Or how to succeed without really trying with a world class camera system!
Today was gallery day for me. I really wanted to go out and shoot but decided that I needed to sit and be open. So… I dug out my high speed water drop kit and setup on my work table and decided that today I would test out my Fuji X Pro 1 and my Olympus OMD for water drops. This then is the X Pro 1 post!
First, I can hear you asking, “How can you possibly use the X Pro 1 for water drops?”, well the answer is both frightening and simple at the same time! I do several types of photography where the camera in use must have an electronic shutter release so that I can hook the camera up to a remote controller, like a Lightning Trigger or a Time Machine for water drops. But water drops really do not need to be triggered by the Time Machine since the exposure is about a second long to enable the machine to trigger the timed water drops generated for the collision, the size of the drops, the distance between them, the shutter release and lastly the strobes! This is all done in the following order:
- User pushes fire button.
- Camera opens the shutter for around 1 second.
- Time machine drops the first drop at XXX size.
- Time machine Drops the second drop at XXX size.
- Time Machine waits a programmed delay.

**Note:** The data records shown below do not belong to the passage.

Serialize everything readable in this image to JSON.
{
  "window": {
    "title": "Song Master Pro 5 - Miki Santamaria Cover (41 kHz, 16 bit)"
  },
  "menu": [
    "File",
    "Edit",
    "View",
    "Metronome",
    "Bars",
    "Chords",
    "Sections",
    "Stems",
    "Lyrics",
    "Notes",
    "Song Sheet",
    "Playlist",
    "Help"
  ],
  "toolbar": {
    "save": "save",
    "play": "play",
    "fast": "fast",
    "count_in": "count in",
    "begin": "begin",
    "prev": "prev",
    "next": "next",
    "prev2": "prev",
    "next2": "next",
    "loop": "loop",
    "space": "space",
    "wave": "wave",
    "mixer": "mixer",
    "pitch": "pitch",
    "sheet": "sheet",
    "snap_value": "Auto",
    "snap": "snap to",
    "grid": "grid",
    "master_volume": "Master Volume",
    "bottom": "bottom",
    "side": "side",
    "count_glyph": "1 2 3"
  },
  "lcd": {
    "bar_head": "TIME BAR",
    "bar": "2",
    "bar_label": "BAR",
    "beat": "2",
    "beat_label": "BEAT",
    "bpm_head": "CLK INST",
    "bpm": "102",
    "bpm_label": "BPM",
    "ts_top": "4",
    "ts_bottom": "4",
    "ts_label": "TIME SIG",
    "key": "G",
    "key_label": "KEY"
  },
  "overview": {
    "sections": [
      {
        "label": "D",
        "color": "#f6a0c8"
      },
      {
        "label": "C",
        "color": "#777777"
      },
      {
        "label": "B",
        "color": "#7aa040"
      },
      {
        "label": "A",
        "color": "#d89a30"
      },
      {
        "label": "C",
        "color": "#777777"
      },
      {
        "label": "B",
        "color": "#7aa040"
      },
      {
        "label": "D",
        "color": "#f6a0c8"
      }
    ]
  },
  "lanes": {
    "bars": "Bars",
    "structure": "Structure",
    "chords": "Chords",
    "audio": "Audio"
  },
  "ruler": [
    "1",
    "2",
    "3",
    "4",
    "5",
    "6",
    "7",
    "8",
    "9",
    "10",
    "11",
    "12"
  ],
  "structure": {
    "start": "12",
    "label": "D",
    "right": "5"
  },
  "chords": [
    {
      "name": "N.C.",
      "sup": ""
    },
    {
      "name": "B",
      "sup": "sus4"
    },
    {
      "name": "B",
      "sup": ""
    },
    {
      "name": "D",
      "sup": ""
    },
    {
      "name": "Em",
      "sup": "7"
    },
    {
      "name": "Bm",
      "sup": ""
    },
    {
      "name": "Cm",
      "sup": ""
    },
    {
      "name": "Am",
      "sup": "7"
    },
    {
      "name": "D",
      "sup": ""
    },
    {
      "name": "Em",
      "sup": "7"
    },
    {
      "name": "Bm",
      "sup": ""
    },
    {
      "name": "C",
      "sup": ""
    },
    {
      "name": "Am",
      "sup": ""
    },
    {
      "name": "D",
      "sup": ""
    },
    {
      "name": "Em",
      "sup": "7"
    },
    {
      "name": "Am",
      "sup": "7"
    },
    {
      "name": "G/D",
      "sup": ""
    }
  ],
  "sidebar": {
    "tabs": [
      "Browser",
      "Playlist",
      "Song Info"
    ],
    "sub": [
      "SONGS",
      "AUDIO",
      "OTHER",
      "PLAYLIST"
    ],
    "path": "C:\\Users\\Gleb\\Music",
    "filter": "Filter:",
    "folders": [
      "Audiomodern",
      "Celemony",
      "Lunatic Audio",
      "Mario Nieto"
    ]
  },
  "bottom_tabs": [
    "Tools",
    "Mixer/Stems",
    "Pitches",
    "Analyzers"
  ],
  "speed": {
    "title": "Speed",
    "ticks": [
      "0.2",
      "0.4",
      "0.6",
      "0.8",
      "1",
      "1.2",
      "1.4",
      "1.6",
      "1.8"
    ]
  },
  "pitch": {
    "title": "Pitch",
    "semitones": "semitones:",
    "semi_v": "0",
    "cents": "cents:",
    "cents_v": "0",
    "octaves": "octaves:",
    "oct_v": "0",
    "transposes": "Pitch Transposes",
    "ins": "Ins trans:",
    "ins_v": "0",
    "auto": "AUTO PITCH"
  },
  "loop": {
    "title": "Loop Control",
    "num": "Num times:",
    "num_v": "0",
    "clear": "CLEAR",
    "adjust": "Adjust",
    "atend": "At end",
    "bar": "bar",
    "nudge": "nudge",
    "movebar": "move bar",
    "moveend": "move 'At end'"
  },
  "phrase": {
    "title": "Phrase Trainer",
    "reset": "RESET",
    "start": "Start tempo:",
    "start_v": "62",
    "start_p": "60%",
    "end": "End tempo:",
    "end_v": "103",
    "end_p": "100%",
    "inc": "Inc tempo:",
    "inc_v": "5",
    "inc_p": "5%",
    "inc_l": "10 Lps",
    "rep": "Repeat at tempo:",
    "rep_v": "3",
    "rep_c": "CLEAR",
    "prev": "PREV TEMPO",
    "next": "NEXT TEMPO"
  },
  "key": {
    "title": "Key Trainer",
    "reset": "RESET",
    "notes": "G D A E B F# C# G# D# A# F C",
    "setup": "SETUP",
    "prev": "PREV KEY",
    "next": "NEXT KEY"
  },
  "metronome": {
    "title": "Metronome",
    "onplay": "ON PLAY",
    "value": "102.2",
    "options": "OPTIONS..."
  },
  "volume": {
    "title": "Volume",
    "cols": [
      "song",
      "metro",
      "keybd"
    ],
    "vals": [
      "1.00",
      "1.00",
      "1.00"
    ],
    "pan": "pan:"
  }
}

- Time Machine fires two external Canon 580 EX2 strobes set at 1/64 power.
Thats it! So, while sitting there taking about 600 OMD images of water drops and cursing the fact that the only macro lens I currently have is the 12mm to 50mm macro, I asked myself: “Hey Mark! Why dont you get out the X Pro 1 and put on the 60mm macro and set it up for water drops and simply push your mechanical shutter release at the same time you push the Time Machines fire button?”. WOW, I was amazed by the simplicity of this thought and immediately got out the X and setup! The rest is history!
Now, I do have to tell you that I encountered a MAJOR issue with the Fuji 60mm Macro. Since this technique uses multiple flashes to light and freeze the water drops, I discovered that the lens is VERY PRONE to LENS FLAIR! ANY light that makes it into the objective from ANY angle reguardless of the placement of the flashes, even room lights will cause a flair in the direct center of the image EACH AND EVERY TIME! This was VERY FRUSTRATING and took about an hour to overcome with CAREFUL flash placement, darkening of the room and shading the back of the camera to keep stray light from even coming into the gallery windows in the front! I have to tell you that this was a major pain in the butt! I can see another lens in my future to shoot macro with. I even tried my CV 75mm f/1.8 but couldnt get close enough to the water drop to get a full frame image with a Canon 500d attached. So as you can see, the first 3 images were taken with the Fuji 35mm with a Canon 500D +2 diopter filter attached. Even so this is as close as I could get. The last image is with the 60mm macro.
Any suggestions for other macro lenses out there??
Please let me know what you think! The lens aside, you can see that the camera worked great for the images and I will be using it for this again provided that I find a more macro/flash friendly lens!